note = "{\circledC} 2020 John Wiley & Sons A/S. Published by John Wiley & Sons Ltd.",
year = "2020",
month = "5",
doi = "10.1111/sms.13632",
language = "English",
volume = "30",
pages = "837--848",
journal = "Scandinavian Journal of Medicine and Science in Sports",
issn = "0905-7188",
publisher = "Wiley-Blackwell Munksgaard",
number = "5",

}

RIS

TY - JOUR

T1 - Effect of blood-flow restricted vs. heavy-load strength training on muscle strength

T2 - Systematic review and meta-analysis

AU - Grønfeldt, Birk Mygind

AU - Lindberg Nielsen, Jakob

AU - Mieritz, Rune Mygind

AU - Lund, Hans

AU - Aagaard, Per

N1 - © 2020 John Wiley & Sons A/S. Published by John Wiley & Sons Ltd.

PY - 2020/5

Y1 - 2020/5

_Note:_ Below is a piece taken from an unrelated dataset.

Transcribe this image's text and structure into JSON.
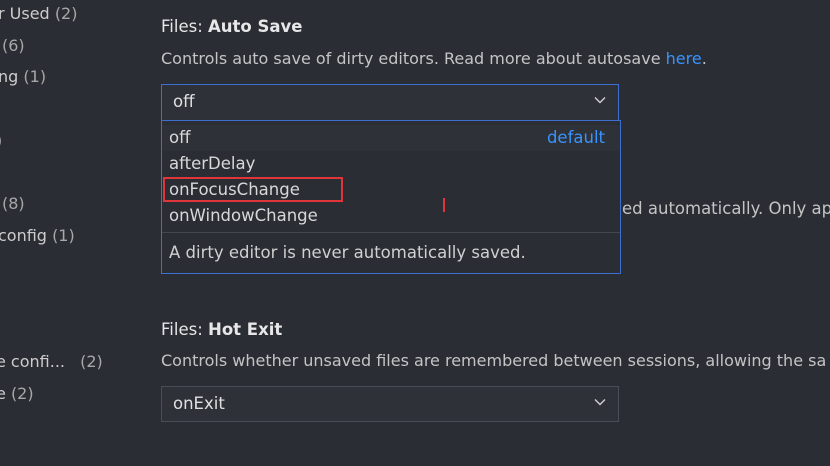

N2 - INTRODUCTION: Heavy-load strength training (HLT) is generally considered the Gold Standard exercise modality for inducing gains in skeletal muscle strength. However, use of heavy external exercise loads may be contraindicative in frail individuals. Low-load resistance exercise combined with partial blood-flow restriction (LL-BFR exercise) may offer an effective alternative for increasing mechanical muscle strength and size. The aim of this study was to compare the effect of LL-BFR training to HLT on maximal muscle strength gains. Prospero registration-id (CRD42014013382).MATERIALS AND METHODS: A systematic search in six healthcare science databases and reference lists was conducted. Data selected for primary analysis consisted of post-intervention changes in maximal muscle strength. A random-effects meta-analysis with standardized mean differences (SMD) was used.RESULTS: Of 1413 papers identified through systematic search routines, sixteen papers fulfilled the inclusion criteria, totalling 153 participants completing HLT and 157 completing LL-BFR training. The magnitude of training-induced gains in maximal muscle strength did not differ between LL-BFR training and HLT (SMD of -0.17 (95% CI: -0.40; 0.05)). Low between-study heterogeneity was noted (I 2 = 0.0%, Chi 2 P = 9.65). CONCLUSION: Low-load blood-flow-restricted training appears equally effective of producing gains in maximal voluntary muscle strength compared to HLT in 20- to 80-year-old healthy and habitually active adults.

AB - INTRODUCTION: Heavy-load strength training (HLT) is generally considered the Gold Standard exercise modality for inducing gains in skeletal muscle strength. However, use of heavy external exercise loads may be contraindicative in frail individuals. Low-load resistance exercise combined with partial blood-flow restriction (LL-BFR exercise) may offer an effective alternative for increasing mechanical muscle strength and size. The aim of this study was to compare the effect of LL-BFR training to HLT on maximal muscle strength gains. Prospero registration-id (CRD42014013382).MATERIALS AND METHODS: A systematic search in six healthcare science databases and reference lists was conducted. Data selected for primary analysis consisted of post-intervention changes in maximal muscle strength. A random-effects meta-analysis with standardized mean differences (SMD) was used.RESULTS: Of 1413 papers identified through systematic search routines, sixteen papers fulfilled the inclusion criteria, totalling 153 participants completing HLT and 157 completing LL-BFR training. The magnitude of training-induced gains in maximal muscle strength did not differ between LL-BFR training and HLT (SMD of -0.17 (95% CI: -0.40; 0.05)). Low between-study heterogeneity was noted (I 2 = 0.0%, Chi 2 P = 9.65). CONCLUSION: Low-load blood-flow-restricted training appears equally effective of producing gains in maximal voluntary muscle strength compared to HLT in 20- to 80-year-old healthy and habitually active adults.

KW - BFR

KW - blood-flow restriction

KW - high-load exercise

KW - HLT

KW - muscle strength

KW - occlusion training

KW - resistance exercise

KW - strength training

UR - http://www.scopus.com/inward/record.url?scp=85083533679&partnerID=8YFLogxK

U2 - 10.1111/sms.13632

DO - 10.1111/sms.13632

M3 - Review

VL - 30

SP - 837

EP - 848

JO - Scandinavian Journal of Medicine and Science in Sports

JF - Scandinavian Journal of Medicine and Science in Sports

SN - 0905-7188

IS - 5

ER -

ID: 59267193